(Reuters) – Qantas Airways Ltd <QAN.AX> on Monday pledged to slash its carbon emissions to net zero by 2050, joining British Airways owner IAG <ICAG.L> as the industry’s response to climate change activists gathers momentum.
“We’re doing this because it’s the responsible thing to do,” Qantas’ Chief Executive Alan Joyce said in a statement, calling climate change concerns “real”.
IAG last month became the first major airline group to make the net zero by 2050 commitment, leading the way amid intense pressure from climate change activists such as Extinction Rebellion and teenager Greta Thunberg.
The high-profile debate has spurred increasing numbers of environmentally conscious travellers and investors, putting pressure on the aviation industry.
The broader industry has committed to halving emissions by 2050 compared to 2005 levels.
Qantas said it was looking to cap net emissions at 2020 levels and will invest A$50 million (£26.81 million) over 10 years to develop sustainable fuel to help lower carbon emissions by 80% compared with traditional jet fuel.
Australia’s national carrier has already experimented by flying a plane from Los Angeles to Melbourne using mustard seed biofuel.
“So we know the technology’s possible,” Joyce told Australian Broadcasting Corp. “It’s to actually do it commercially and to do it on scale and not impact the other environmental concerns like taking away from food crops or increasing the cost of food crops. That’s why it’ll take some time to get there.”
Qantas’ pledge coincided with an outbreak of deadly bushfires along Australia’s east coast, which experts have linked to climate change.

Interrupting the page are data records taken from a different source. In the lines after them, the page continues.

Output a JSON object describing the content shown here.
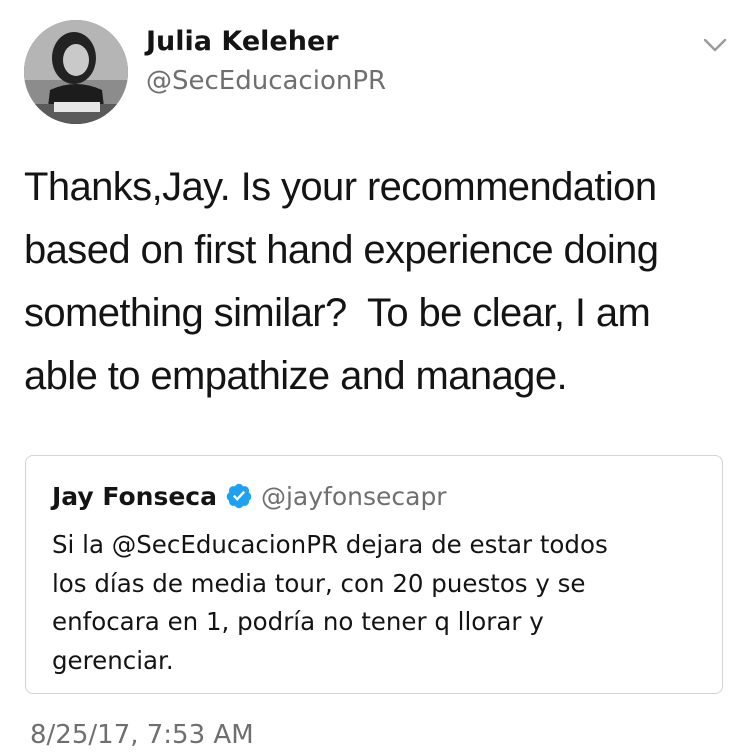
{
  "tweet": {
    "author": {
      "name": "Julia Keleher",
      "handle": "@SecEducacionPR"
    },
    "text": "Thanks,Jay. Is your recommendation\nbased on first hand experience doing\nsomething similar?  To be clear, I am\nable to empathize and manage.",
    "timestamp": "8/25/17, 7:53 AM",
    "menu_icon": "chevron-down-icon",
    "avatar_icon": "profile-photo"
  },
  "quoted_tweet": {
    "author": {
      "name": "Jay Fonseca",
      "handle": "@jayfonsecapr",
      "verified_icon": "verified-badge-icon"
    },
    "text": "Si la @SecEducacionPR dejara de estar todos\nlos días de media tour, con 20 puestos y se\nenfocara en 1, podría no tener q llorar y\ngerenciar."
  },
  "colors": {
    "text": "#141414",
    "secondary": "#6f6f6f",
    "border": "#d4d4d4",
    "verified": "#1da1f2"
  }
}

Qantas said it operates the largest carbon offset programme in the aviation industry, with around 10% of customers choosing to offset their flights through conservation and environmental projects. The airline said it would now match every dollar spent on offsets, effectively doubling the number of flights offset.
Air France and British Airways last month said they would offset all emissions on their domestic flights from 2020.
Airline companies are finding it harder to ignore growing scrutiny of their climate change policies by investors.
Fund managers, pension funds, sovereign wealth funds and others are showing greater care when investing in companies, and have started limiting exposure to oil, gas and coal stocks.
In coordination with the International Air Transport Association, which represents nearly 300 airlines, the aviation industry is launching a campaign it hopes will counter a ‘flight shaming’ movement that has gained momentum as travellers become more concerned about their environmental impact.
The aviation industry has already cut carbon emissions from each plane traveller in half since 1990, largely thanks to more fuel-efficient aircraft.
Plane and engine makers are also working on plans for hybrid or all-electric engines to help lower emissions in the future.
(Reporting by Nikhil Kurian Nainan in Bengaluru, Jamie Freed in Sydney and Sonali Paul in Melbourne; Editing by Jan Harvey and Jane Wardell)